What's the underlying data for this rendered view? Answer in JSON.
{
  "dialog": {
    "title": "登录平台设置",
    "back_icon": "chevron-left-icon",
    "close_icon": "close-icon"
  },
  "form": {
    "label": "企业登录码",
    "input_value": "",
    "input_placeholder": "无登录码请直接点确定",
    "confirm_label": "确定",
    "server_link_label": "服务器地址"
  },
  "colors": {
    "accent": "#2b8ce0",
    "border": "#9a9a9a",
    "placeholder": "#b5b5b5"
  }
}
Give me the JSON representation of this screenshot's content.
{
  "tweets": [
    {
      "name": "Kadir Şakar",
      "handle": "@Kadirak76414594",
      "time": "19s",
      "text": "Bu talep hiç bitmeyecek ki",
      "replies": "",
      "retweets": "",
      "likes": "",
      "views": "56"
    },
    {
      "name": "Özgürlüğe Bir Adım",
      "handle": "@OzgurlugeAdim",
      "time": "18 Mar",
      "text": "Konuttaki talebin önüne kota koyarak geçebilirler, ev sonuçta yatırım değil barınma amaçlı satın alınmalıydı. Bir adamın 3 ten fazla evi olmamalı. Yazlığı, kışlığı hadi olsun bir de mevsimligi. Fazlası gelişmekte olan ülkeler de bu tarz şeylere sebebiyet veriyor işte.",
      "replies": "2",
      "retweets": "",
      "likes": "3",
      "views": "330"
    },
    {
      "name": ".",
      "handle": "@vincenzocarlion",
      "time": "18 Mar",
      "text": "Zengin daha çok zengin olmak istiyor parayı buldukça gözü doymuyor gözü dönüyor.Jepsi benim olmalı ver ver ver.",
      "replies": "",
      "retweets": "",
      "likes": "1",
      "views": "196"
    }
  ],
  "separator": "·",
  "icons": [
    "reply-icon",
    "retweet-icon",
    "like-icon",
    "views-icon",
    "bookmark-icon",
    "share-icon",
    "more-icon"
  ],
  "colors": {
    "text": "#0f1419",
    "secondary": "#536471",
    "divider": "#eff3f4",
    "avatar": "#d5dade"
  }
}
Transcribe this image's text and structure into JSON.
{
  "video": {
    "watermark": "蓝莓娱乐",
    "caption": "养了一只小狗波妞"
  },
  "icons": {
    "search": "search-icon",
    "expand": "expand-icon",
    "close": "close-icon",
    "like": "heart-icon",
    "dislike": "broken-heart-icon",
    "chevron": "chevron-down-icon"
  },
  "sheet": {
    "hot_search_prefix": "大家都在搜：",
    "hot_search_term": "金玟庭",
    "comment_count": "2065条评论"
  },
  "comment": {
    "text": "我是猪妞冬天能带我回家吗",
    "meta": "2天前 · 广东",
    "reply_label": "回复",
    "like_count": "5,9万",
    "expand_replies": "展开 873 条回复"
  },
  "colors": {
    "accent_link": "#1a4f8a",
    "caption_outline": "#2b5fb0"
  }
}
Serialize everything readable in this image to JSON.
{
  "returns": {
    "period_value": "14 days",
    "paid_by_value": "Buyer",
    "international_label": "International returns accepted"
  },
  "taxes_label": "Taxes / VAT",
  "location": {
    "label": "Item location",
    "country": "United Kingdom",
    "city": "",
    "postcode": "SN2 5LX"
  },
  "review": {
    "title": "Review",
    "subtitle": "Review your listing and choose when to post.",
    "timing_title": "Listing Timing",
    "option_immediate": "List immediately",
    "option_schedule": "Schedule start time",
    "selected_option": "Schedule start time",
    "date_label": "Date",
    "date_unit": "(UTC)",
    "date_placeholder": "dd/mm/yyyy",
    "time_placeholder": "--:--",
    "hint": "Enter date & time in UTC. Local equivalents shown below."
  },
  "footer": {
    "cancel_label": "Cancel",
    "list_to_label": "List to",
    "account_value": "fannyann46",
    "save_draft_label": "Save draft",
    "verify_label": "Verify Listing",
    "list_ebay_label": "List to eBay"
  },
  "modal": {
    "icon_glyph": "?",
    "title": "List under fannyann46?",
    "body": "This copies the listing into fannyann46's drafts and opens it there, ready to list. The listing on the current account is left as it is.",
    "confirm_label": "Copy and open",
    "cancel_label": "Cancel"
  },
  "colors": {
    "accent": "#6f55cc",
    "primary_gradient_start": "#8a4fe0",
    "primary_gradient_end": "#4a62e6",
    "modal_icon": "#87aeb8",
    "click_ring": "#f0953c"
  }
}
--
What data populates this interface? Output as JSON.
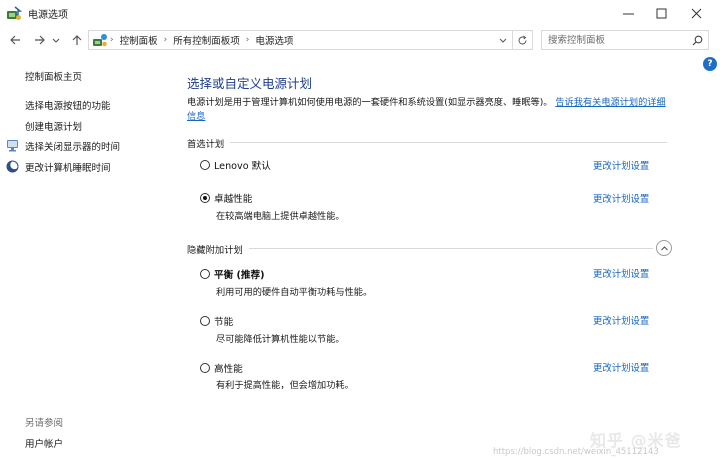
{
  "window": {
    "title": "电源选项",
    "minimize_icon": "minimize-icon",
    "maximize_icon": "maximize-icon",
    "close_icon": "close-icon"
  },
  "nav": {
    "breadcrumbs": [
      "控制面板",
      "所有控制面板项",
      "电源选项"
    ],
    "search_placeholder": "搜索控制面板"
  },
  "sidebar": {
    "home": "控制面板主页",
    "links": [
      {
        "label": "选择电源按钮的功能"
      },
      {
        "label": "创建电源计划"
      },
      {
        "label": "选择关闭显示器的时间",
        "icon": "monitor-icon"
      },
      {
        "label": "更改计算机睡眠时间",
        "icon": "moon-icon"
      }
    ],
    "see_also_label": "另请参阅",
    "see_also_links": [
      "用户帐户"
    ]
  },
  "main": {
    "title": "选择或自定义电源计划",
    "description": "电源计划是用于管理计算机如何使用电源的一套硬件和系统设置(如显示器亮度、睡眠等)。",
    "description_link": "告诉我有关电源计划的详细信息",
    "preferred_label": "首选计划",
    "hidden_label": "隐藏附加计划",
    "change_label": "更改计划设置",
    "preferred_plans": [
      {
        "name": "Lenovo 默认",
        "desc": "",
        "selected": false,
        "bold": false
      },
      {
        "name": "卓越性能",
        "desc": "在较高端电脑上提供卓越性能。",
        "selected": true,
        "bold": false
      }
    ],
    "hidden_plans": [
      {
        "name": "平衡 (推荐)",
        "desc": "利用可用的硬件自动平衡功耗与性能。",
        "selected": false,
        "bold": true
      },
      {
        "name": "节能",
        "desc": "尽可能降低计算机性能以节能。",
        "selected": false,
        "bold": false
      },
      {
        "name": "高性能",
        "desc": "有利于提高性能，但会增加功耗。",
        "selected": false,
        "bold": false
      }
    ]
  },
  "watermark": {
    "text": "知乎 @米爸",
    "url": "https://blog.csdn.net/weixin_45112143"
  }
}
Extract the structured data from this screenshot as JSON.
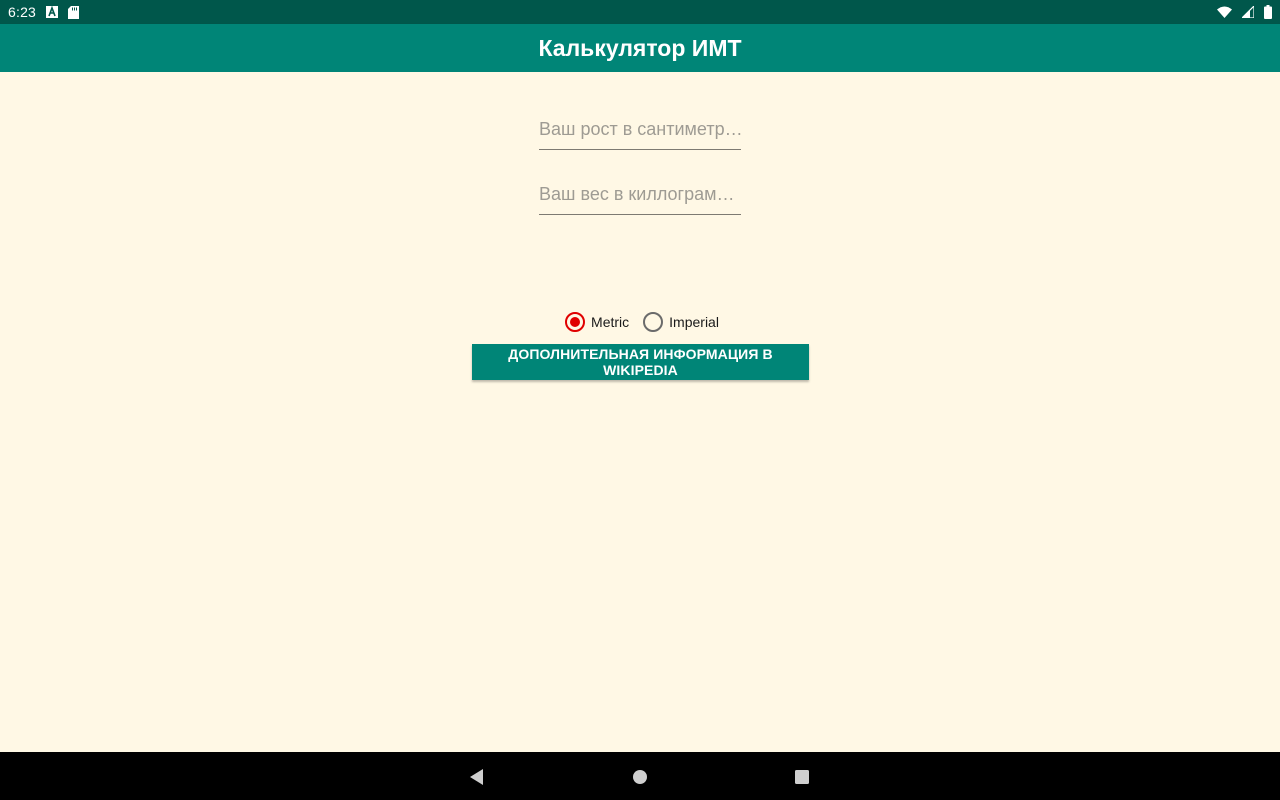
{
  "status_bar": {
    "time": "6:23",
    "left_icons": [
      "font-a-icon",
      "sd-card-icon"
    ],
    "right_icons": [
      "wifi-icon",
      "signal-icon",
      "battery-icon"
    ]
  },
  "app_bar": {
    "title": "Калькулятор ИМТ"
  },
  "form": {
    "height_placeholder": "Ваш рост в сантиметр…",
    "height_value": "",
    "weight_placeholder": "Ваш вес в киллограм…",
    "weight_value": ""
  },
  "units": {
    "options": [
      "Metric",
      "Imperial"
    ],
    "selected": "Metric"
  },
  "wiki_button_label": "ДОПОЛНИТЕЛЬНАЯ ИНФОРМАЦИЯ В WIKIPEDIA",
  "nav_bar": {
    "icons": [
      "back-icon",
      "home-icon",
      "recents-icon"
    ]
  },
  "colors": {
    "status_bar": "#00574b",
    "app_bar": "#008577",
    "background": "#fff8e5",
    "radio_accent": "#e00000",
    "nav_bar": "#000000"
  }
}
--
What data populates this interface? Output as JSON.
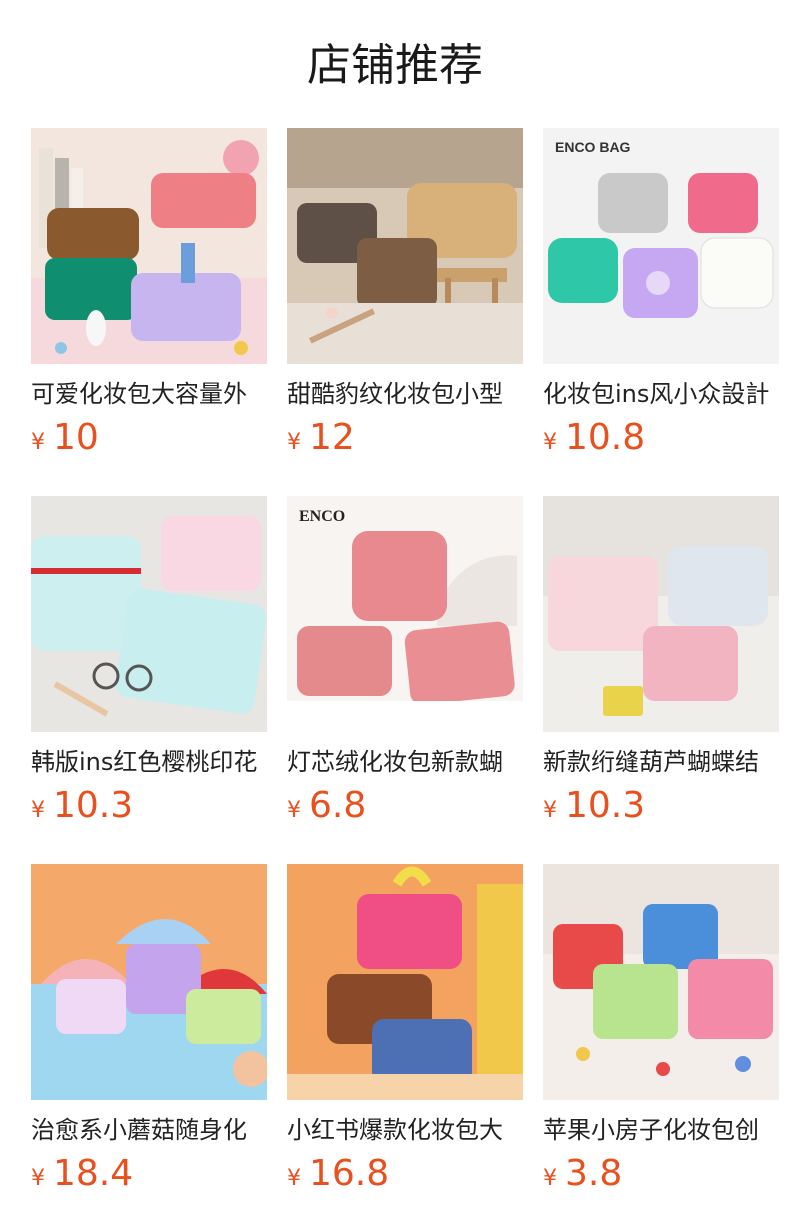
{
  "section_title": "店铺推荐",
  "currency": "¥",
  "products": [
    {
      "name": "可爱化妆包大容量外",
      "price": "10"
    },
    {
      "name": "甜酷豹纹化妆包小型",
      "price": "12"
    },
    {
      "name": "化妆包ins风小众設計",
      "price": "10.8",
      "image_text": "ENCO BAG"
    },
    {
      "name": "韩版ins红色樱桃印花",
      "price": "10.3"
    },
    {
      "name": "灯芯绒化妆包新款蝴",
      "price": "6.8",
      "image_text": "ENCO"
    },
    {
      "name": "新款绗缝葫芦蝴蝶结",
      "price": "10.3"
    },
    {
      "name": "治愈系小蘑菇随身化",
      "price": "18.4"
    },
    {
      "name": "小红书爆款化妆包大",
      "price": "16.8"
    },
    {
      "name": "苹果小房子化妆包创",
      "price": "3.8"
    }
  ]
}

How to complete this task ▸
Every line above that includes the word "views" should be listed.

Written solution ▸
      "views": "56"
      "views": "330"
      "views": "196"
    "views-icon",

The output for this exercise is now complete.